Toy Story 3D

Review by Adam Woodward @AWLies

Directed by

John Lasseter


John Ratzenberger Tim Allen Tom Hanks


It’s Toy Story, and it’s in 3D. Still, if it ain’t broke...


If the original took us to infinity, then this is beyond.

In Retrospect.

What else is there to say?

If Pixar took us to infinity in 1995, then this supercharged re-issue is surely beyond.

With filmmakers and audiences alike primed to fully embrace an awesome yet still relatively alien third dimension, it seems no one quite yet feels obliged to judge which existing films are deserved of getting a lick of protrusive paint. Releasing new films simultaneously in both formats is one thing, but making the extra-dimensional leap is a gamble that places the integrity of the source at risk.

Of course, the technology is there to make such endeavours visually rewarding, but there is a particular gripe that burdens any such reboot – the familiar and persistent pang that film studios will go to any length to squeeze one last drop from a long since pastured cash cow.

Nearly 15 years have passed since Pixar first sent kids wild for Woody and co. and turned adults, for 81 wonderful minutes, into kids again. Yet few could predict how Toy Story would change the face of animation and encourage a new mainstream mentality towards CGI.

Since then Pixar have continued to set new precedents with each release, either technically or critically, and often both.
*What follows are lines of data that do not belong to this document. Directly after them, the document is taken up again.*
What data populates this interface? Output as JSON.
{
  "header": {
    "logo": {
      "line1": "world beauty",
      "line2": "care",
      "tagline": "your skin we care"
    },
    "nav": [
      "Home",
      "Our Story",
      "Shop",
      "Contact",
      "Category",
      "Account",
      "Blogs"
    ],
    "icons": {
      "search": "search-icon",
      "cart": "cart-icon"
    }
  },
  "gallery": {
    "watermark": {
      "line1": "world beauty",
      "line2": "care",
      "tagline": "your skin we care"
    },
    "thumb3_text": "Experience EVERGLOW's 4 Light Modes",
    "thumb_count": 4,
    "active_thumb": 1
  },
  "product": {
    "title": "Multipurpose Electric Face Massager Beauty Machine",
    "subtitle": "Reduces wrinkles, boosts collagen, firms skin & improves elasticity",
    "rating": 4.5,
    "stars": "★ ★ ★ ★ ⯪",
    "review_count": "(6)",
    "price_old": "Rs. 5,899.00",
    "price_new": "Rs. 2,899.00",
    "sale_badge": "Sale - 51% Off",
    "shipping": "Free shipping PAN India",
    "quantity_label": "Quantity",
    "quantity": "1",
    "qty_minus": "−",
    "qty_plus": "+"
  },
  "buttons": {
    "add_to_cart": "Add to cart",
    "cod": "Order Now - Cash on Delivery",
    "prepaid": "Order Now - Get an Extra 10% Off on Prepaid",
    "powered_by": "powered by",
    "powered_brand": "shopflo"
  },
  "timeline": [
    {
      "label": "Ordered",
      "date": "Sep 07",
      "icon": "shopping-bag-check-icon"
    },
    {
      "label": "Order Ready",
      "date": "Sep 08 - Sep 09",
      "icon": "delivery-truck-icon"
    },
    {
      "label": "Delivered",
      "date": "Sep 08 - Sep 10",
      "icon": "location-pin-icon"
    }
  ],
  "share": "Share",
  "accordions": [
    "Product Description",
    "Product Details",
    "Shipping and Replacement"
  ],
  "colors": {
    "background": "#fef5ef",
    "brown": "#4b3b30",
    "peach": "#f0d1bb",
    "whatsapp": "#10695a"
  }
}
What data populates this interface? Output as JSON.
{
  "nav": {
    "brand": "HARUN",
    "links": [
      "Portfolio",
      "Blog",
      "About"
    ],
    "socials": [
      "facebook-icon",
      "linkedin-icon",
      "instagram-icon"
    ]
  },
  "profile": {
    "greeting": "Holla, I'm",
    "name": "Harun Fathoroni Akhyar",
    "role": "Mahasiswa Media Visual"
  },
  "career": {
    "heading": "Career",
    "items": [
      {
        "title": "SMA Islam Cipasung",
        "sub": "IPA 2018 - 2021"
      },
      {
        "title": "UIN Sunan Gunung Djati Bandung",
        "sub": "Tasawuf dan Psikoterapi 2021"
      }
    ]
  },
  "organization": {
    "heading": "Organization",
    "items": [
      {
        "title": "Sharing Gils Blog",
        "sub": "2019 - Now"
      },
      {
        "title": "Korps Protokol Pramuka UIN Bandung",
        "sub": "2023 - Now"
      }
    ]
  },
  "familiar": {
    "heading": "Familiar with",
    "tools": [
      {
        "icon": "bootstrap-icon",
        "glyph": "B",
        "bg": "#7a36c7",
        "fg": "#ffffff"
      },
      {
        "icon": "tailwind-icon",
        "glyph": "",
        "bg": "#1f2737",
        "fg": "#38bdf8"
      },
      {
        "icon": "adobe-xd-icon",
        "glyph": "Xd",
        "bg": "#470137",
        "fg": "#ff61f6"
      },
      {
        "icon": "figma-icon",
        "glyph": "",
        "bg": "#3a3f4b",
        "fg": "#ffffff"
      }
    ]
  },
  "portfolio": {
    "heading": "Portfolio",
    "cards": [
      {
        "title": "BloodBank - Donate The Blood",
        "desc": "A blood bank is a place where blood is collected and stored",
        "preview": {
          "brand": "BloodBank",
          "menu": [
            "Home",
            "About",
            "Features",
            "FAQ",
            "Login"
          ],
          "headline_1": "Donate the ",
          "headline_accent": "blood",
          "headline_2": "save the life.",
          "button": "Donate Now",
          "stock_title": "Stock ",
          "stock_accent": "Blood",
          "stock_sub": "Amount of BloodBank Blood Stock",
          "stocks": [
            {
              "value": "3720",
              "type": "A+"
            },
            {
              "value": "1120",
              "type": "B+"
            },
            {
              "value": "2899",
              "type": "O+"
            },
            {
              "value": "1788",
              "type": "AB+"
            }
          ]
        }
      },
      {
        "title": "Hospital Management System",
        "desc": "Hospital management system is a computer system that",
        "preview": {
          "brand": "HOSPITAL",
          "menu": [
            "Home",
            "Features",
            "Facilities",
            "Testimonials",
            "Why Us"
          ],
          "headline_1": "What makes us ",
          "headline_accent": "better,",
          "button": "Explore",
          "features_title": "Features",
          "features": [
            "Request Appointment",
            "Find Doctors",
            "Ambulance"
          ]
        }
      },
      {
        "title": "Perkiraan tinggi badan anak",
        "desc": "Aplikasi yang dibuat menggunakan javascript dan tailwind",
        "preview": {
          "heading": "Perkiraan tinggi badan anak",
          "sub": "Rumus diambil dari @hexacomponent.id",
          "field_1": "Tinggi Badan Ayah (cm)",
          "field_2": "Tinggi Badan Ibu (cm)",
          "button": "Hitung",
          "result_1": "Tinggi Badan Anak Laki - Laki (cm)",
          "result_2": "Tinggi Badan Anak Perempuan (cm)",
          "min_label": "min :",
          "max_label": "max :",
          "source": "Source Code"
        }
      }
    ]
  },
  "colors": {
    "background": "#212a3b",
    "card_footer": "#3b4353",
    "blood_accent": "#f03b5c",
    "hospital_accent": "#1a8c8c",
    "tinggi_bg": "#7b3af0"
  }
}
They are an undisputed cinematic yardstick, not simply paving the way for computer graphics, but reteaching Hollywood the art of storytelling.

Their latest benchmark, Up, is made for 3D where of course Toy Story was not. But you would never know it. What is so captivating about this re-release is that while the latter may not be able to compete with the eyegasmic texture and dense, sprawling landscapes of Up there is a sense that every last pixel has been affectionately picked apart, retouched and delicately pieced back together.

The results are breathtaking but, more importantly, subtle. Each and every character has undergone the same painstaking touch-up, and resultantly there is a warmth and renewed richness that will render you wide-eyed all over again.

Rather than overcome the audience with a gimmicky sensory assault, shooting spud parts or swinging a clumsy dino tail through the theatre, the reanimation team seem to have concentrated more on enhancing the tone of the original. As such Toy Story in 3D is never overwhelming. Nor is it tedious, as many recent 3D vehicles have come too close for comfort to.

Whatever your feelings towards all this digital buggery it is hard to think of a franchise more fitting of a big screen re-run than Toy Story, regardless of how many dimensions you chose to show it in. In this instance meticulous care has revived what, through nothing more than the astronomical standards of its successors, had become a visually antiquated masterpiece.

Ultimately 3D revamps rely on both the strength of the original and the imaginations of the retouch team and Toy Story in 3D exhibits the harmonious capabilities of this dynamic. Sadly it looks like the double feature will remain reserved for our transatlantic cousins, but give it a few years and who knows, the soon-to-be-complete holy trinity may well receive a back-to-back big screen run. When it comes to making dreams come true, however, no one has a more decorated history than the House of Mouse. Here’s wishing upon a star.

Published 2 Oct 2009

Tags: John Lasseter Pixar Tom Hanks


It’s Toy Story, and it’s in 3D. Still, if it ain’t broke...


If the original took us to infinity, then this is beyond.

In Retrospect.

What else is there to say?

Suggested For You

Toy Story 2 3D

By Matt Bochenski

One of Pixar’s crown jewels revels in both a literal and metaphorical extra dimension.

review LWLies Recommends

Beyond Infinity: Lee Unkrich on the past, present and future of Pixar

By Hannah Strong

The co-director of Toy Story 2 and 3, Finding Nemo and Coco reflects on his two decades at the animation studio.

Inside Pixar

By Adam Woodward

LWLies reports from the beguiling Bay Area basecamp of one of the world titans of feature animation.

Little White Lies Logo

About Little White Lies

Little White Lies was established in 2005 as a bi-monthly print magazine committed to championing great movies and the talented people who make them. Combining cutting-edge design, illustration and journalism, we’ve been described as being “at the vanguard of the independent publishing movement.” Our reviews feature a unique tripartite ranking system that captures the different aspects of the movie-going experience. We believe in Truth & Movies.